Study examines the best and worst cities for people with disabilities

City living
City living

In observance of Disability Awareness Month, WalletHub has released a new study, ranking the nation’s 150 largest cities on the basis of which has the most “suitable conditions for people with disabilities.”

The study measured each city using 23 key metrics, which can be divided into three main categories. First, the study examined each city’s economic environment, including housing affordability, cost of living and employment rate for people with disabilities, among other factors. Second, the study looked at the quality of life the city offers, which includes everything from the cities’ walkability and park accessibility to the number of special education teachers. Third, the study analyzed each city’s health care quality and accessibility.

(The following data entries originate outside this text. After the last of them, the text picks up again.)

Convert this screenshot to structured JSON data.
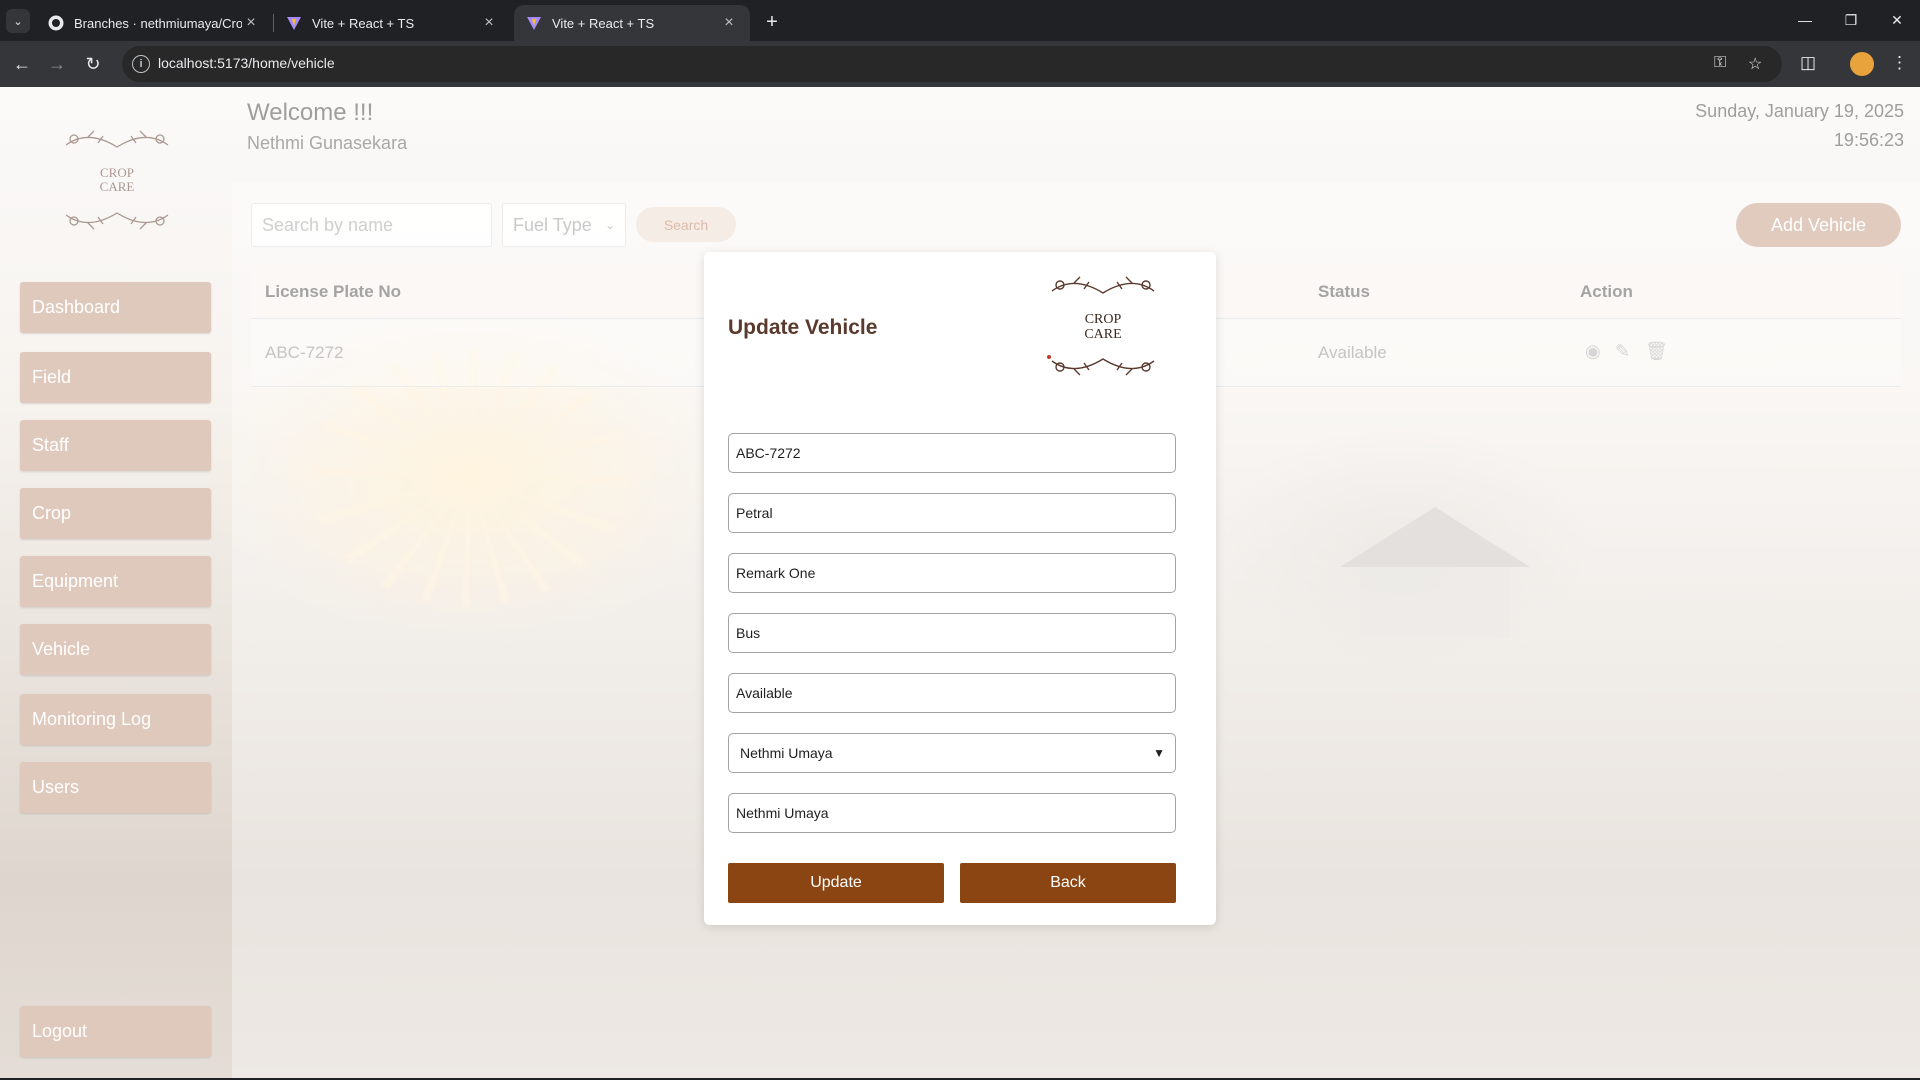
{
  "browser": {
    "tabs": [
      {
        "title": "Branches · nethmiumaya/CropC",
        "favicon": "github-icon"
      },
      {
        "title": "Vite + React + TS",
        "favicon": "vite-icon"
      },
      {
        "title": "Vite + React + TS",
        "favicon": "vite-icon",
        "active": true
      }
    ],
    "url": "localhost:5173/home/vehicle"
  },
  "header": {
    "welcome": "Welcome !!!",
    "username": "Nethmi Gunasekara",
    "date": "Sunday, January 19, 2025",
    "time": "19:56:23"
  },
  "logo": {
    "line1": "CROP",
    "line2": "CARE"
  },
  "sidebar": {
    "items": [
      {
        "label": "Dashboard"
      },
      {
        "label": "Field"
      },
      {
        "label": "Staff"
      },
      {
        "label": "Crop"
      },
      {
        "label": "Equipment"
      },
      {
        "label": "Vehicle"
      },
      {
        "label": "Monitoring Log"
      },
      {
        "label": "Users"
      }
    ],
    "logout": "Logout"
  },
  "filters": {
    "search_placeholder": "Search by name",
    "fuel_type": "Fuel Type",
    "search_button": "Search",
    "add_button": "Add Vehicle"
  },
  "table": {
    "columns": [
      "License Plate No",
      "Status",
      "Action"
    ],
    "rows": [
      {
        "license": "ABC-7272",
        "status": "Available"
      }
    ]
  },
  "modal": {
    "title": "Update Vehicle",
    "fields": {
      "license_plate": "ABC-7272",
      "fuel_type": "Petral",
      "remarks": "Remark One",
      "category": "Bus",
      "status": "Available",
      "staff_select": "Nethmi Umaya",
      "staff_name": "Nethmi Umaya"
    },
    "update_button": "Update",
    "back_button": "Back"
  },
  "colors": {
    "accent_brown": "#8b4513",
    "title_brown": "#5b3a2e",
    "nav_item": "#dfc9bc"
  }
}
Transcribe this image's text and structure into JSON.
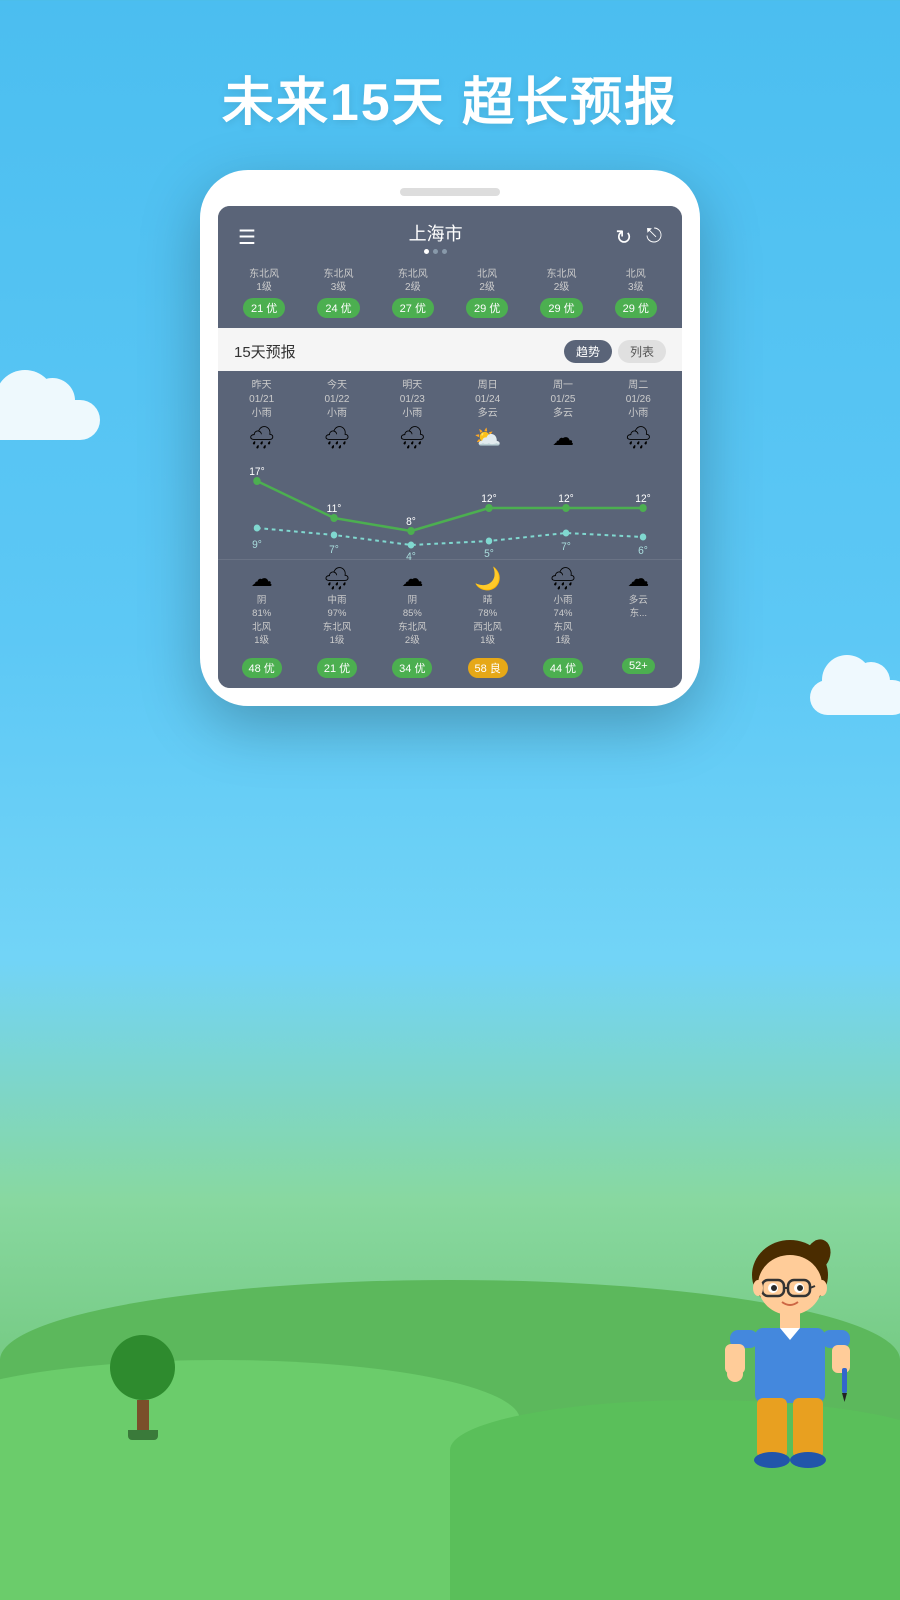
{
  "title": "未来15天 超长预报",
  "header": {
    "city": "上海市",
    "menu_icon": "☰",
    "crown_icon": "♛",
    "refresh_icon": "↻",
    "share_icon": "⎋"
  },
  "aqi_top_row": [
    {
      "wind": "东北风\n1级",
      "aqi": "21 优",
      "type": "green"
    },
    {
      "wind": "东北风\n3级",
      "aqi": "24 优",
      "type": "green"
    },
    {
      "wind": "东北风\n2级",
      "aqi": "27 优",
      "type": "green"
    },
    {
      "wind": "北风\n2级",
      "aqi": "29 优",
      "type": "green"
    },
    {
      "wind": "东北风\n2级",
      "aqi": "29 优",
      "type": "green"
    },
    {
      "wind": "北风\n3级",
      "aqi": "29 优",
      "type": "green"
    }
  ],
  "forecast_section": {
    "title": "15天预报",
    "tab_trend": "趋势",
    "tab_list": "列表"
  },
  "forecast_days": [
    {
      "label": "昨天\n01/21",
      "weather": "小雨",
      "icon": "🌧",
      "high": "17°",
      "low": "9°"
    },
    {
      "label": "今天\n01/22",
      "weather": "小雨",
      "icon": "🌧",
      "high": "11°",
      "low": "7°"
    },
    {
      "label": "明天\n01/23",
      "weather": "小雨",
      "icon": "🌧",
      "high": "8°",
      "low": "4°"
    },
    {
      "label": "周日\n01/24",
      "weather": "多云",
      "icon": "⛅",
      "high": "12°",
      "low": "5°"
    },
    {
      "label": "周一\n01/25",
      "weather": "多云",
      "icon": "☁",
      "high": "12°",
      "low": "7°"
    },
    {
      "label": "周二\n01/26",
      "weather": "小雨",
      "icon": "🌧",
      "high": "12°",
      "low": "6°"
    }
  ],
  "night_forecast": [
    {
      "icon": "☁",
      "desc": "阴\n81%\n北风\n1级"
    },
    {
      "icon": "🌧",
      "desc": "中雨\n97%\n东北风\n1级"
    },
    {
      "icon": "☁",
      "desc": "阴\n85%\n东北风\n2级"
    },
    {
      "icon": "🌙",
      "desc": "晴\n78%\n西北风\n1级"
    },
    {
      "icon": "🌧",
      "desc": "小雨\n74%\n东风\n1级"
    },
    {
      "icon": "☁",
      "desc": "多云\n东..."
    }
  ],
  "bottom_aqi": [
    {
      "aqi": "48 优",
      "type": "green"
    },
    {
      "aqi": "21 优",
      "type": "green"
    },
    {
      "aqi": "34 优",
      "type": "green"
    },
    {
      "aqi": "58 良",
      "type": "yellow"
    },
    {
      "aqi": "44 优",
      "type": "green"
    },
    {
      "aqi": "52+",
      "type": "green"
    }
  ],
  "colors": {
    "sky_top": "#4BBEF0",
    "sky_bottom": "#72D4F7",
    "hill": "#5CB85C",
    "phone_bg": "#5a6478",
    "green_badge": "#4CAF50",
    "yellow_badge": "#E6A817"
  }
}
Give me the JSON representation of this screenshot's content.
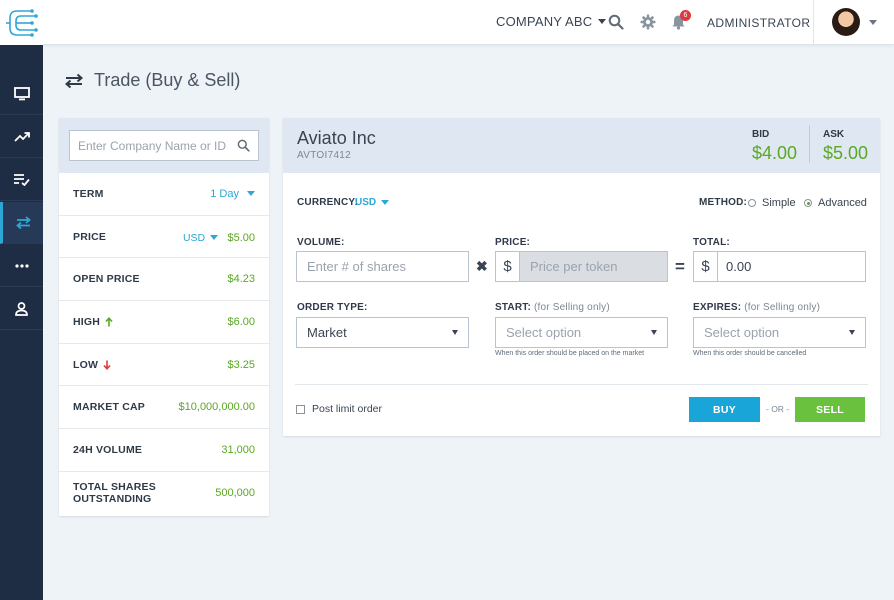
{
  "header": {
    "company": "COMPANY ABC",
    "notification_count": "6",
    "user": "ADMINISTRATOR"
  },
  "sidebar": {
    "items": [
      {
        "icon": "monitor-icon",
        "name": "dashboard"
      },
      {
        "icon": "trending-up-icon",
        "name": "markets"
      },
      {
        "icon": "checklist-icon",
        "name": "orders"
      },
      {
        "icon": "swap-arrows-icon",
        "name": "trade",
        "active": true
      },
      {
        "icon": "more-dots-icon",
        "name": "more"
      },
      {
        "icon": "user-icon",
        "name": "profile"
      }
    ]
  },
  "page": {
    "title": "Trade (Buy & Sell)"
  },
  "search": {
    "placeholder": "Enter Company Name or ID"
  },
  "stats": {
    "term_label": "TERM",
    "term_value": "1 Day",
    "price_label": "PRICE",
    "price_currency": "USD",
    "price_value": "$5.00",
    "open_price_label": "OPEN PRICE",
    "open_price_value": "$4.23",
    "high_label": "HIGH",
    "high_value": "$6.00",
    "low_label": "LOW",
    "low_value": "$3.25",
    "market_cap_label": "MARKET CAP",
    "market_cap_value": "$10,000,000.00",
    "volume_label": "24H VOLUME",
    "volume_value": "31,000",
    "shares_label_1": "TOTAL SHARES",
    "shares_label_2": "OUTSTANDING",
    "shares_value": "500,000"
  },
  "company": {
    "name": "Aviato Inc",
    "id": "AVTOI7412",
    "bid_label": "BID",
    "bid_value": "$4.00",
    "ask_label": "ASK",
    "ask_value": "$5.00"
  },
  "form": {
    "currency_label": "CURRENCY:",
    "currency_value": "USD",
    "method_label": "METHOD:",
    "method_simple": "Simple",
    "method_advanced": "Advanced",
    "method_selected": "Advanced",
    "volume_label": "VOLUME:",
    "volume_placeholder": "Enter # of shares",
    "price_label": "PRICE:",
    "price_placeholder": "Price per token",
    "total_label": "TOTAL:",
    "total_value": "0.00",
    "currency_symbol": "$",
    "order_type_label": "ORDER TYPE:",
    "order_type_value": "Market",
    "start_label": "START:",
    "start_sub": "(for Selling only)",
    "start_placeholder": "Select option",
    "start_hint": "When this order should be placed on the market",
    "expires_label": "EXPIRES:",
    "expires_sub": "(for Selling only)",
    "expires_placeholder": "Select option",
    "expires_hint": "When this order should be cancelled",
    "post_limit_label": "Post limit order",
    "buy_label": "BUY",
    "or_label": "- OR -",
    "sell_label": "SELL"
  },
  "colors": {
    "sidebar_bg": "#1e2d44",
    "accent_blue": "#1aa5d9",
    "accent_green": "#69c13d",
    "price_green": "#5aa822",
    "panel_head": "#dfe8f2"
  }
}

Topping the list was Overland Park, Kansas, due to its high ratings both for economic environment and health care access and quality. Also in the top five are Lubbock, Texas and Peoria, Scottsdale and Chandler, Arizona.

At the bottom lies Providence, Rhode Island, which ranked dead last for economic environment and almost as low for quality of life. Miami and Hialeah, Florida, and Las Vegas and North Las Vegas, all of which scored particularly low for health care access, rounded out the bottom five.

While the top third of the ranking mostly consist of mid-sized cities, a few major cities received high acclaim. Tampa Bay, Florida was ranked the eighth most suitable city, thanks in part to its high quality of life ranking. Baltimore was ranked fourteenth due its high marks for health care access and quality.

However, most of nation’s largest cities, such as New York, Los Angeles and Chicago, fell in the bottom third, which was most prominently the result of difficult economic environments.

The complete report can be viewed here.

One response to “Study examines the best and worst cities for people with disabilities

  1. It’s not just that NYC has a harsh economic environment and a high cost of living. It’s also much less accessible than people think, and the medical care, for all its vaunted reputation, is actually pretty bad, with a lot of doctors looking at their work as “just another job.” Also, the cutthroat competitiveness tends to breed ableism. You can’t work or exercise? Too damn bad, and somehow it must be your fault. And last but not least, if you don’t have the physical energy or capability to get to Manhattan from one of its more affordable boroughs and roam all around the island for the better part of a day without becoming completely exhausted, then unfortunately there is not that much to do. A lot of the “fun stuff” in NYC requires you to be able-bodied in some way.

Comments are closed.